* What you are asked to do:
Say the data back exactly as it is written below.

[[ Source material, beginning ]]

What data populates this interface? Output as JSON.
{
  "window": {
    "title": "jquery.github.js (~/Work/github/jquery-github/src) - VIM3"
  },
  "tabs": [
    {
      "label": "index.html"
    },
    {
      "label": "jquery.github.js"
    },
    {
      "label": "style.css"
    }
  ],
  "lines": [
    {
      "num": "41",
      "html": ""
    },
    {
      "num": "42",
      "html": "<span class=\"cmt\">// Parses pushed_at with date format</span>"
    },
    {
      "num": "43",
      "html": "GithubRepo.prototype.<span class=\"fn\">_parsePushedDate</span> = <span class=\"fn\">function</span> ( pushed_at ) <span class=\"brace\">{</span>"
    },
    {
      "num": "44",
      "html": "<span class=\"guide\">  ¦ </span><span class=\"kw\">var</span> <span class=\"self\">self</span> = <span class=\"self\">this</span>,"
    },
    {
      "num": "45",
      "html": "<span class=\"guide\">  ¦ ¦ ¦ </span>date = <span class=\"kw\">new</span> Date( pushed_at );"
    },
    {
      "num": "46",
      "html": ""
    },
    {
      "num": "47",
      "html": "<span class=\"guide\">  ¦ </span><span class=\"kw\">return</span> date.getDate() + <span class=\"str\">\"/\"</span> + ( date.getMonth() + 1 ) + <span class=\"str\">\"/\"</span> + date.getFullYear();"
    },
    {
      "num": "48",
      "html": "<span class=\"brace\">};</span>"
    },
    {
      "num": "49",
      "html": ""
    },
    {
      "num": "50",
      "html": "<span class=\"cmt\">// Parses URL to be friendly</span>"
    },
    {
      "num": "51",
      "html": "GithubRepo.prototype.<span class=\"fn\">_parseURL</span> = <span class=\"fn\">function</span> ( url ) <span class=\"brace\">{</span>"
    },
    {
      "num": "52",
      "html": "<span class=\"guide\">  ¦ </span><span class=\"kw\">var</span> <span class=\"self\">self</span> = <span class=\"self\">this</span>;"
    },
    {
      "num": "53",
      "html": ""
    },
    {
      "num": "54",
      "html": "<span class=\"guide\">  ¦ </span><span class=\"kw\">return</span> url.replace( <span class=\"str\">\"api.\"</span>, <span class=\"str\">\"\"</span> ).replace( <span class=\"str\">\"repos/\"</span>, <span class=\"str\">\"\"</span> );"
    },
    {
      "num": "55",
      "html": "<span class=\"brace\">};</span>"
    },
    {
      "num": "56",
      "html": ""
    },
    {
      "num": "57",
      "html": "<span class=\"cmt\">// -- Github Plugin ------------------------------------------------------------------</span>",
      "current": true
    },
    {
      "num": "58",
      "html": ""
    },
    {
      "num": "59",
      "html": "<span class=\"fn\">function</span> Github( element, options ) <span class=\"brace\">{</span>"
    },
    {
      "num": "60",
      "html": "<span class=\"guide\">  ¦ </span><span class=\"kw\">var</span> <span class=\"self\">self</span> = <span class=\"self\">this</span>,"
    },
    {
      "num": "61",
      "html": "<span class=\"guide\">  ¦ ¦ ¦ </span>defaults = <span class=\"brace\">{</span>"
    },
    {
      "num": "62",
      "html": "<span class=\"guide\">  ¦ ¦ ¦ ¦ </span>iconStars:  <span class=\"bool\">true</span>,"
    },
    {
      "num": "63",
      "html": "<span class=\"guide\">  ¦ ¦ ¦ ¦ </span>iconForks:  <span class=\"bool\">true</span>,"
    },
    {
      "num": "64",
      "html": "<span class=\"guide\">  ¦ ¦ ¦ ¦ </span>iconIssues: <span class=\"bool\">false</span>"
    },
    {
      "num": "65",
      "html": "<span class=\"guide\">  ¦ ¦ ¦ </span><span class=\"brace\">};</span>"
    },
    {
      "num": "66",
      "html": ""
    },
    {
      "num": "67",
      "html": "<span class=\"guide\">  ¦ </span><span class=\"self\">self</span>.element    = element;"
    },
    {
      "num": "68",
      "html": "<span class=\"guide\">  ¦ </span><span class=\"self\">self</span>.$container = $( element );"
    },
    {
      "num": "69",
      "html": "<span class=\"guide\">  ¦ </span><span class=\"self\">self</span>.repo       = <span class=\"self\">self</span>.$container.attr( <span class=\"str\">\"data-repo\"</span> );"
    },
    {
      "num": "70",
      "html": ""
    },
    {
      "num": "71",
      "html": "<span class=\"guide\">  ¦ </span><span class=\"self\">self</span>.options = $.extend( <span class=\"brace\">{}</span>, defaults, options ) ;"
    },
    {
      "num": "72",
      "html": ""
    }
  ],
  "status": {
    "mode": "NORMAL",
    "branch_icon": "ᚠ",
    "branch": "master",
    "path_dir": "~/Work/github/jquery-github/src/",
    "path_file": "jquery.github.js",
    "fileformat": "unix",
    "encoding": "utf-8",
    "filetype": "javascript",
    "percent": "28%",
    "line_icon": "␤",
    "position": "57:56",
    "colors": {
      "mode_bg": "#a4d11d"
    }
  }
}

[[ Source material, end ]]

* Written solution:
What data populates this interface? Output as JSON.
{
  "window": {
    "title": "jquery.github.js (~/Work/github/jquery-github/src) - VIM3"
  },
  "tabs": [
    {
      "label": "index.html"
    },
    {
      "label": "jquery.github.js"
    },
    {
      "label": "style.css"
    }
  ],
  "lines": [
    {
      "num": "41",
      "html": ""
    },
    {
      "num": "42",
      "html": "<span class=\"cmt\">// Parses pushed_at with date format</span>"
    },
    {
      "num": "43",
      "html": "GithubRepo.prototype.<span class=\"fn\">_parsePushedDate</span> = <span class=\"fn\">function</span> ( pushed_at ) <span class=\"brace\">{</span>"
    },
    {
      "num": "44",
      "html": "<span class=\"guide\">  ¦ </span><span class=\"kw\">var</span> <span class=\"self\">self</span> = <span class=\"self\">this</span>,"
    },
    {
      "num": "45",
      "html": "<span class=\"guide\">  ¦ ¦ ¦ </span>date = <span class=\"kw\">new</span> Date( pushed_at );"
    },
    {
      "num": "46",
      "html": ""
    },
    {
      "num": "47",
      "html": "<span class=\"guide\">  ¦ </span><span class=\"kw\">return</span> date.getDate() + <span class=\"str\">\"/\"</span> + ( date.getMonth() + 1 ) + <span class=\"str\">\"/\"</span> + date.getFullYear();"
    },
    {
      "num": "48",
      "html": "<span class=\"brace\">};</span>"
    },
    {
      "num": "49",
      "html": ""
    },
    {
      "num": "50",
      "html": "<span class=\"cmt\">// Parses URL to be friendly</span>"
    },
    {
      "num": "51",
      "html": "GithubRepo.prototype.<span class=\"fn\">_parseURL</span> = <span class=\"fn\">function</span> ( url ) <span class=\"brace\">{</span>"
    },
    {
      "num": "52",
      "html": "<span class=\"guide\">  ¦ </span><span class=\"kw\">var</span> <span class=\"self\">self</span> = <span class=\"self\">this</span>;"
    },
    {
      "num": "53",
      "html": ""
    },
    {
      "num": "54",
      "html": "<span class=\"guide\">  ¦ </span><span class=\"kw\">return</span> url.replace( <span class=\"str\">\"api.\"</span>, <span class=\"str\">\"\"</span> ).replace( <span class=\"str\">\"repos/\"</span>, <span class=\"str\">\"\"</span> );"
    },
    {
      "num": "55",
      "html": "<span class=\"brace\">};</span>"
    },
    {
      "num": "56",
      "html": ""
    },
    {
      "num": "57",
      "html": "<span class=\"cmt\">// -- Github Plugin ------------------------------------------------------------------</span>",
      "current": true
    },
    {
      "num": "58",
      "html": ""
    },
    {
      "num": "59",
      "html": "<span class=\"fn\">function</span> Github( element, options ) <span class=\"brace\">{</span>"
    },
    {
      "num": "60",
      "html": "<span class=\"guide\">  ¦ </span><span class=\"kw\">var</span> <span class=\"self\">self</span> = <span class=\"self\">this</span>,"
    },
    {
      "num": "61",
      "html": "<span class=\"guide\">  ¦ ¦ ¦ </span>defaults = <span class=\"brace\">{</span>"
    },
    {
      "num": "62",
      "html": "<span class=\"guide\">  ¦ ¦ ¦ ¦ </span>iconStars:  <span class=\"bool\">true</span>,"
    },
    {
      "num": "63",
      "html": "<span class=\"guide\">  ¦ ¦ ¦ ¦ </span>iconForks:  <span class=\"bool\">true</span>,"
    },
    {
      "num": "64",
      "html": "<span class=\"guide\">  ¦ ¦ ¦ ¦ </span>iconIssues: <span class=\"bool\">false</span>"
    },
    {
      "num": "65",
      "html": "<span class=\"guide\">  ¦ ¦ ¦ </span><span class=\"brace\">};</span>"
    },
    {
      "num": "66",
      "html": ""
    },
    {
      "num": "67",
      "html": "<span class=\"guide\">  ¦ </span><span class=\"self\">self</span>.element    = element;"
    },
    {
      "num": "68",
      "html": "<span class=\"guide\">  ¦ </span><span class=\"self\">self</span>.$container = $( element );"
    },
    {
      "num": "69",
      "html": "<span class=\"guide\">  ¦ </span><span class=\"self\">self</span>.repo       = <span class=\"self\">self</span>.$container.attr( <span class=\"str\">\"data-repo\"</span> );"
    },
    {
      "num": "70",
      "html": ""
    },
    {
      "num": "71",
      "html": "<span class=\"guide\">  ¦ </span><span class=\"self\">self</span>.options = $.extend( <span class=\"brace\">{}</span>, defaults, options ) ;"
    },
    {
      "num": "72",
      "html": ""
    }
  ],
  "status": {
    "mode": "NORMAL",
    "branch_icon": "ᚠ",
    "branch": "master",
    "path_dir": "~/Work/github/jquery-github/src/",
    "path_file": "jquery.github.js",
    "fileformat": "unix",
    "encoding": "utf-8",
    "filetype": "javascript",
    "percent": "28%",
    "line_icon": "␤",
    "position": "57:56",
    "colors": {
      "mode_bg": "#a4d11d"
    }
  }
}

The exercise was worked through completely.